West and his Blacklist Union close out this album with another droning vocal effort in “I Don’t Love You Anymore,” an otherwise strong mid-tempo love ballad that would work better if the vocals had more of a melodic line than they took with this track. The guitar lead is quite musical, and fits the sound and feel of the song. The drums and bass parts both groove appropriately. The two critiques for this track that are most obvious are that the bass track is just a smidgen too far in front of the mix — something you will rarely ever hear from me — and the other thing is that the mix seems a bit cluttered on this song, and it’s the only song on this album that feels that way. For me, it’s a mystery how that happened with a guy like Chris Johnson at the helm.
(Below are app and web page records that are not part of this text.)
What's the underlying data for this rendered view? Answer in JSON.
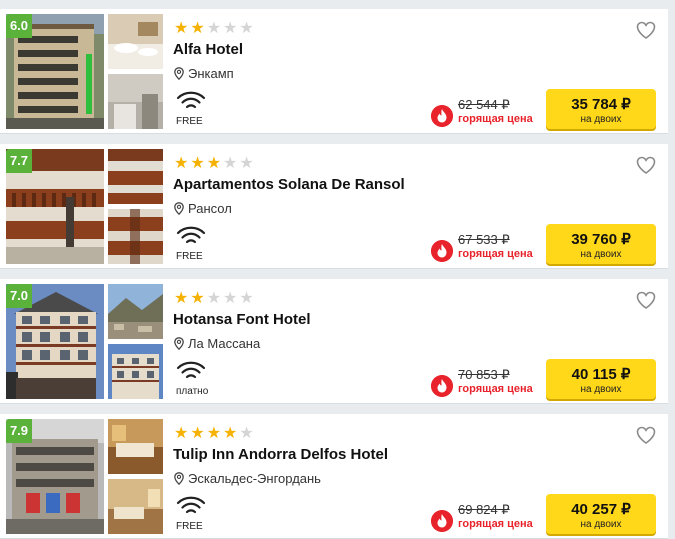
{
  "hotels": [
    {
      "rating": "6.0",
      "rating_color": "#5ab23b",
      "stars": 2,
      "name": "Alfa Hotel",
      "location": "Энкамп",
      "amenity": "FREE",
      "old_price": "62 544 ₽",
      "hot_label": "горящая цена",
      "price": "35 784 ₽",
      "price_sub": "на двоих"
    },
    {
      "rating": "7.7",
      "rating_color": "#5ab23b",
      "stars": 3,
      "name": "Apartamentos Solana De Ransol",
      "location": "Рансол",
      "amenity": "FREE",
      "old_price": "67 533 ₽",
      "hot_label": "горящая цена",
      "price": "39 760 ₽",
      "price_sub": "на двоих"
    },
    {
      "rating": "7.0",
      "rating_color": "#5ab23b",
      "stars": 2,
      "name": "Hotansa Font Hotel",
      "location": "Ла Массана",
      "amenity": "платно",
      "old_price": "70 853 ₽",
      "hot_label": "горящая цена",
      "price": "40 115 ₽",
      "price_sub": "на двоих"
    },
    {
      "rating": "7.9",
      "rating_color": "#5ab23b",
      "stars": 4,
      "name": "Tulip Inn Andorra Delfos Hotel",
      "location": "Эскальдес-Энгордань",
      "amenity": "FREE",
      "old_price": "69 824 ₽",
      "hot_label": "горящая цена",
      "price": "40 257 ₽",
      "price_sub": "на двоих"
    }
  ],
  "icons": {
    "star": "star-icon",
    "location": "location-pin-icon",
    "wifi": "wifi-icon",
    "favorite": "heart-icon",
    "hot": "fire-icon"
  },
  "colors": {
    "star_active": "#f6b200",
    "star_inactive": "#d5d5d5",
    "price_button": "#ffd81a",
    "hot_red": "#e8232b"
  }
}
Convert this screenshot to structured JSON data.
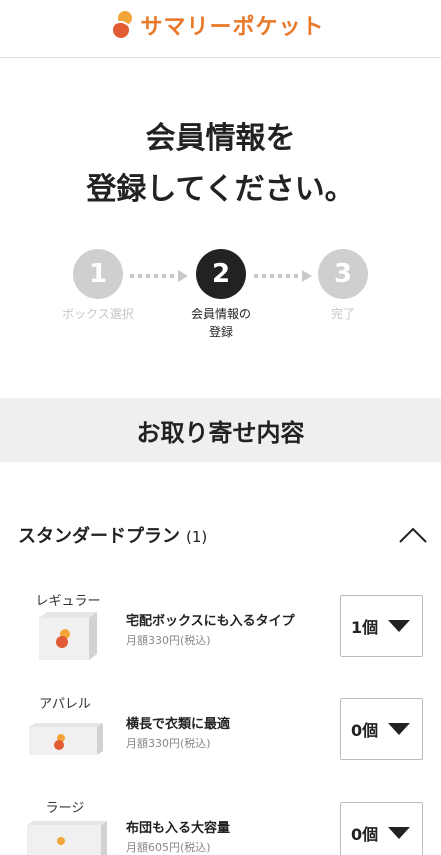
{
  "header": {
    "logo_text": "サマリーポケット",
    "logo_colors": [
      "#f3a53a",
      "#e15c34"
    ]
  },
  "page_title": {
    "line1": "会員情報を",
    "line2": "登録してください。"
  },
  "steps": [
    {
      "number": "1",
      "label": "ボックス選択",
      "state": "inactive"
    },
    {
      "number": "2",
      "label_line1": "会員情報の",
      "label_line2": "登録",
      "state": "active"
    },
    {
      "number": "3",
      "label": "完了",
      "state": "inactive"
    }
  ],
  "order_section": {
    "title": "お取り寄せ内容"
  },
  "plan": {
    "title": "スタンダードプラン",
    "count": "(1)",
    "expanded": true
  },
  "products": [
    {
      "size": "レギュラー",
      "name": "宅配ボックスにも入るタイプ",
      "price": "月額330円(税込)",
      "quantity": "1個"
    },
    {
      "size": "アパレル",
      "name": "横長で衣類に最適",
      "price": "月額330円(税込)",
      "quantity": "0個"
    },
    {
      "size": "ラージ",
      "name": "布団も入る大容量",
      "price": "月額605円(税込)",
      "quantity": "0個"
    }
  ]
}
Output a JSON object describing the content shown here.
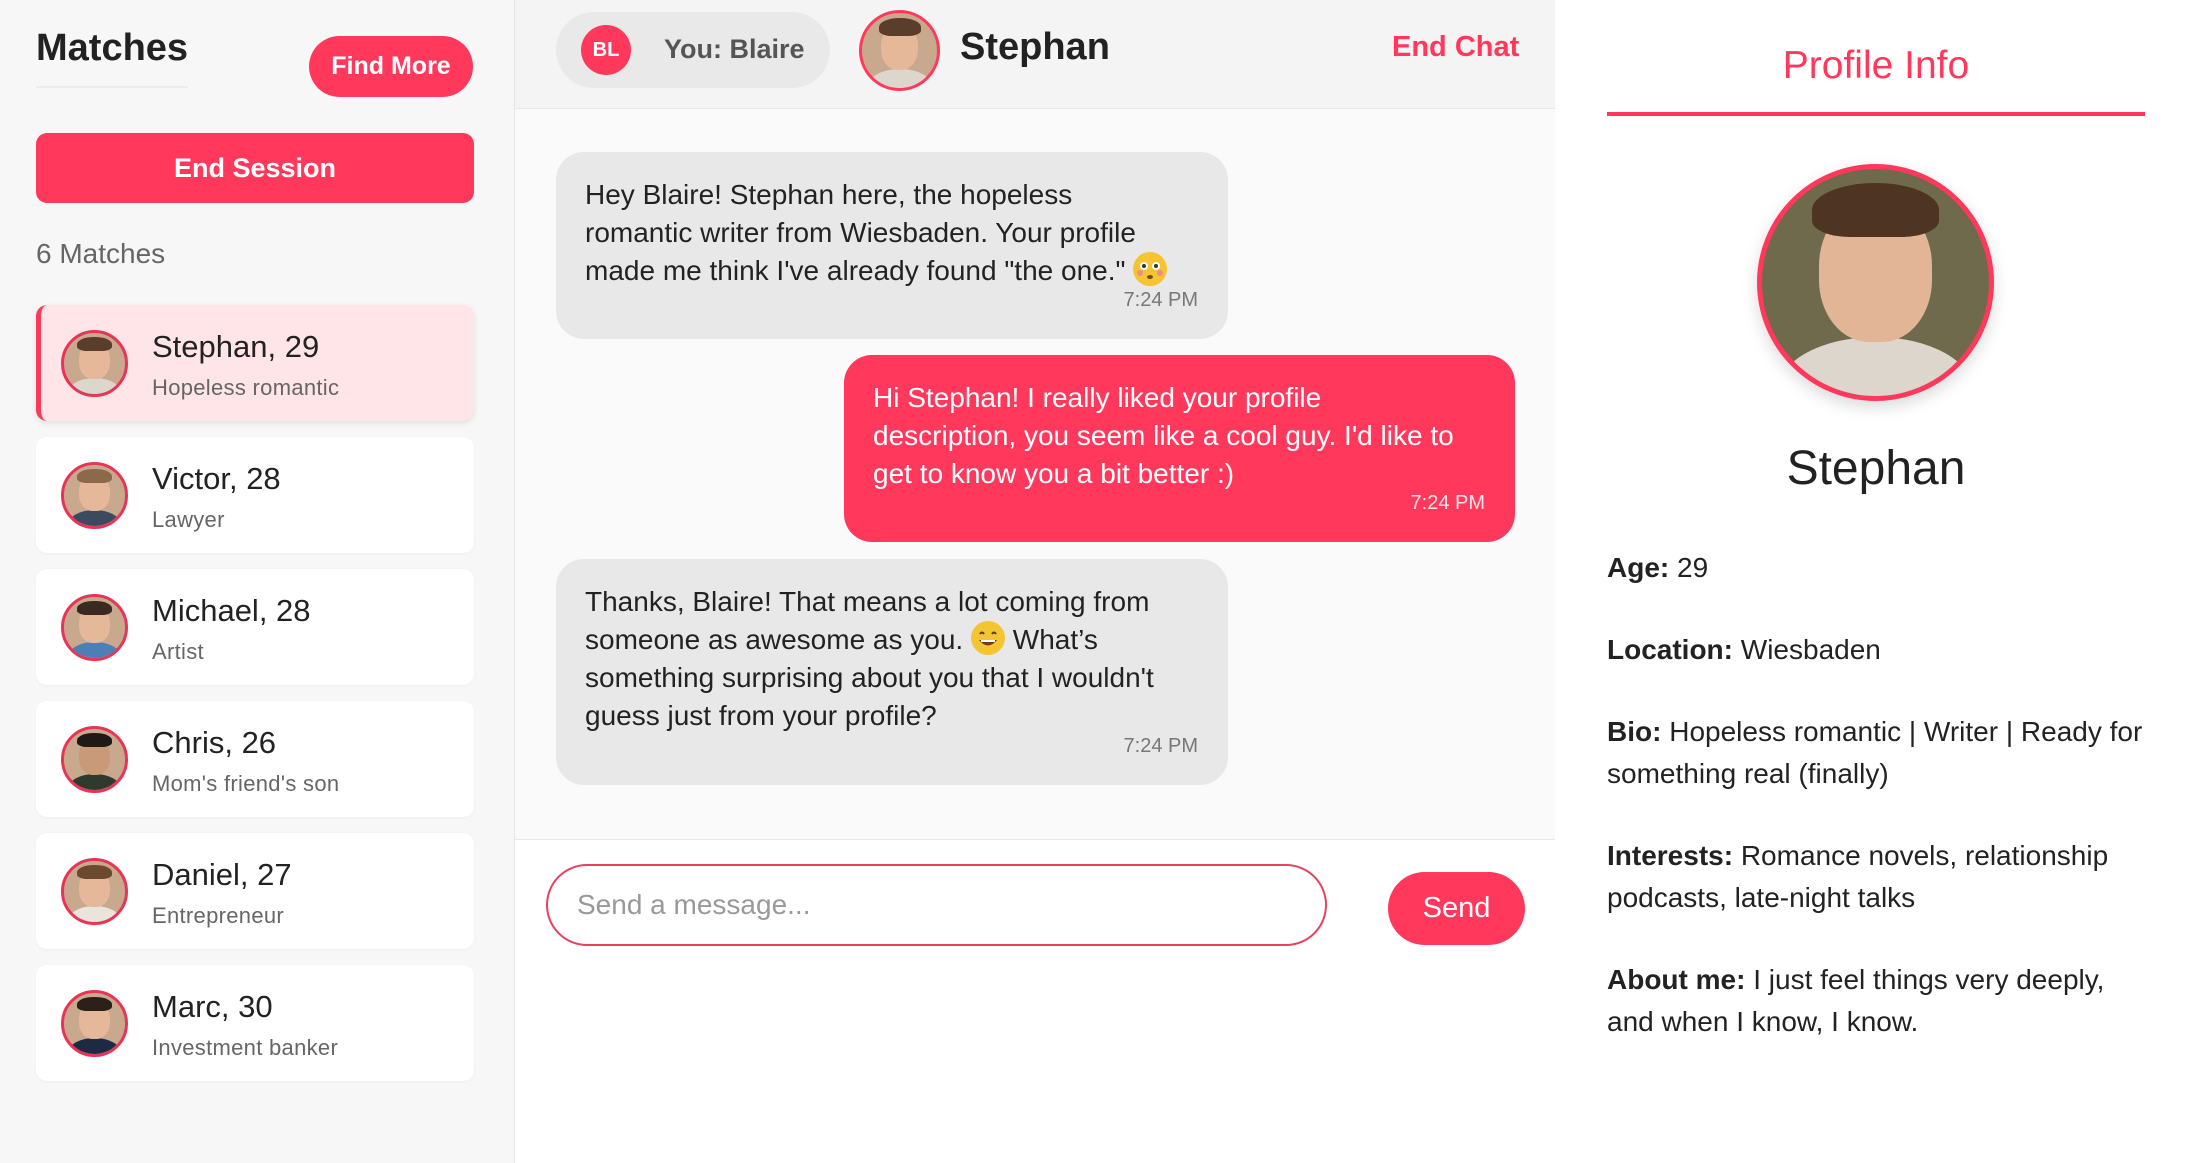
{
  "sidebar": {
    "title": "Matches",
    "find_more_label": "Find More",
    "end_session_label": "End Session",
    "match_count": "6 Matches",
    "matches": [
      {
        "name": "Stephan, 29",
        "subtitle": "Hopeless romantic",
        "active": true
      },
      {
        "name": "Victor, 28",
        "subtitle": "Lawyer"
      },
      {
        "name": "Michael, 28",
        "subtitle": "Artist"
      },
      {
        "name": "Chris, 26",
        "subtitle": "Mom's friend's son"
      },
      {
        "name": "Daniel, 27",
        "subtitle": "Entrepreneur"
      },
      {
        "name": "Marc, 30",
        "subtitle": "Investment banker"
      }
    ]
  },
  "chat": {
    "you_initials": "BL",
    "you_label": "You: Blaire",
    "contact_name": "Stephan",
    "end_chat_label": "End Chat",
    "messages": [
      {
        "direction": "in",
        "text_lines": [
          "Hey Blaire! Stephan here, the hopeless",
          "romantic writer from Wiesbaden. Your profile",
          "made me think I've already found \"the one.\""
        ],
        "emoji": "flushed-face",
        "time": "7:24 PM"
      },
      {
        "direction": "out",
        "text_lines": [
          "Hi Stephan! I really liked your profile",
          "description, you seem like a cool guy. I'd like to",
          "get to know you a bit better :)"
        ],
        "time": "7:24 PM"
      },
      {
        "direction": "in",
        "text_lines": [
          "Thanks, Blaire! That means a lot coming from",
          "someone as awesome as you.",
          "What’s",
          "something surprising about you that I wouldn't",
          "guess just from your profile?"
        ],
        "emoji": "grinning-face",
        "time": "7:24 PM"
      }
    ],
    "input_placeholder": "Send a message...",
    "input_value": "",
    "send_label": "Send"
  },
  "profile": {
    "title": "Profile Info",
    "name": "Stephan",
    "fields": [
      {
        "label": "Age:",
        "value": "29"
      },
      {
        "label": "Location:",
        "value": "Wiesbaden"
      },
      {
        "label": "Bio:",
        "value": "Hopeless romantic | Writer | Ready for something real (finally)"
      },
      {
        "label": "Interests:",
        "value": "Romance novels, relationship podcasts, late-night talks"
      },
      {
        "label": "About me:",
        "value": "I just feel things very deeply, and when I know, I know."
      }
    ]
  },
  "colors": {
    "accent": "#ff385c",
    "active_card": "#ffe4e8",
    "incoming_bubble": "#e8e8e8"
  }
}
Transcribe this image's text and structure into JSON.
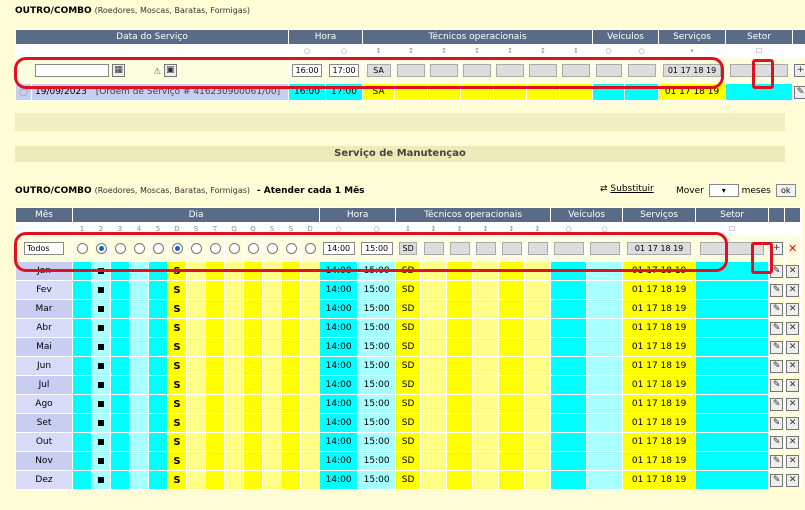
{
  "top": {
    "header_bold": "OUTRO/COMBO",
    "header_sub": "(Roedores, Moscas, Baratas, Formigas)",
    "columns": {
      "data": "Data do Serviço",
      "hora": "Hora",
      "tecnicos": "Técnicos operacionais",
      "veiculos": "Veículos",
      "servicos": "Serviços",
      "setor": "Setor"
    },
    "input_row": {
      "hora_inicio": "16:00",
      "hora_fim": "17:00",
      "tecnico": "SA",
      "servicos": "01 17 18 19"
    },
    "row": {
      "date": "19/09/2023",
      "order": "[Ordem de Serviço # 416230900061/00]",
      "hora_inicio": "16:00",
      "hora_fim": "17:00",
      "tecnico": "SA",
      "servicos": "01 17 18 19"
    }
  },
  "section_title": "Serviço de Manutençao",
  "bottom": {
    "header_bold": "OUTRO/COMBO",
    "header_sub": "(Roedores, Moscas, Baratas, Formigas)",
    "header_extra": "- Atender cada 1 Mês",
    "substituir": "Substituir",
    "mover": "Mover",
    "meses": "meses",
    "ok": "ok",
    "columns": {
      "mes": "Mês",
      "dia": "Dia",
      "hora": "Hora",
      "tecnicos": "Técnicos operacionais",
      "veiculos": "Veículos",
      "servicos": "Serviços",
      "setor": "Setor"
    },
    "day_letters": [
      "1",
      "2",
      "3",
      "4",
      "5",
      "U",
      "D",
      "S",
      "T",
      "Q",
      "Q",
      "S",
      "S",
      "D"
    ],
    "input_row": {
      "mes_select": "Todos",
      "hora_inicio": "14:00",
      "hora_fim": "15:00",
      "tecnico": "SD",
      "servicos": "01 17 18 19"
    },
    "months": [
      "Jan",
      "Fev",
      "Mar",
      "Abr",
      "Mai",
      "Jun",
      "Jul",
      "Ago",
      "Set",
      "Out",
      "Nov",
      "Dez"
    ],
    "row_values": {
      "day_letter": "S",
      "hora_inicio": "14:00",
      "hora_fim": "15:00",
      "tecnico": "SD",
      "servicos": "01 17 18 19"
    }
  },
  "colors": {
    "header": "#5a6b88",
    "cyan": "#00ffff",
    "yellow": "#ffff00",
    "highlight": "#e01020",
    "background": "#fffdd6"
  }
}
Still, I guess you can’t win them all, huh?
My overall analysis boils down to this: if they had stopped this album at the first nine tracks, even including the ‘interesting’ choice to cover INXS’ hit, “Don’t Change,” I would have given this album an 8.5 — 9 Skulls rating. However, because of the seriously glaring weakness of the last two tracks’ vocal performances, I am forced to give an album I otherwise thoroughly enjoyed, a merely above average rating of 6.5 Skulls. I really do believe that the last two tracks detract significantly from the overall success of this album as a whole. I hope that it won’t detract from the success of the rest of the songs on this release, because there are some good songs on here that are worth listening to and enjoying.
In all fairness to the band, and West also, his voice really is limited to the higher vocal registers, and it was the vocal performances on the last two tracks that were the main detractor on the two songs I panned on this release. The rest of the album may be worth you plunking down your dead presidents for, but I’ll have to leave that decision up to you.
If you can forget and forgive the last two tracks on this release, then I’d say that this is worth the price of admission. It’s a good album, except for the last two tracks. I would have expected more in the vocal department from a guy like Tony West on his third record release.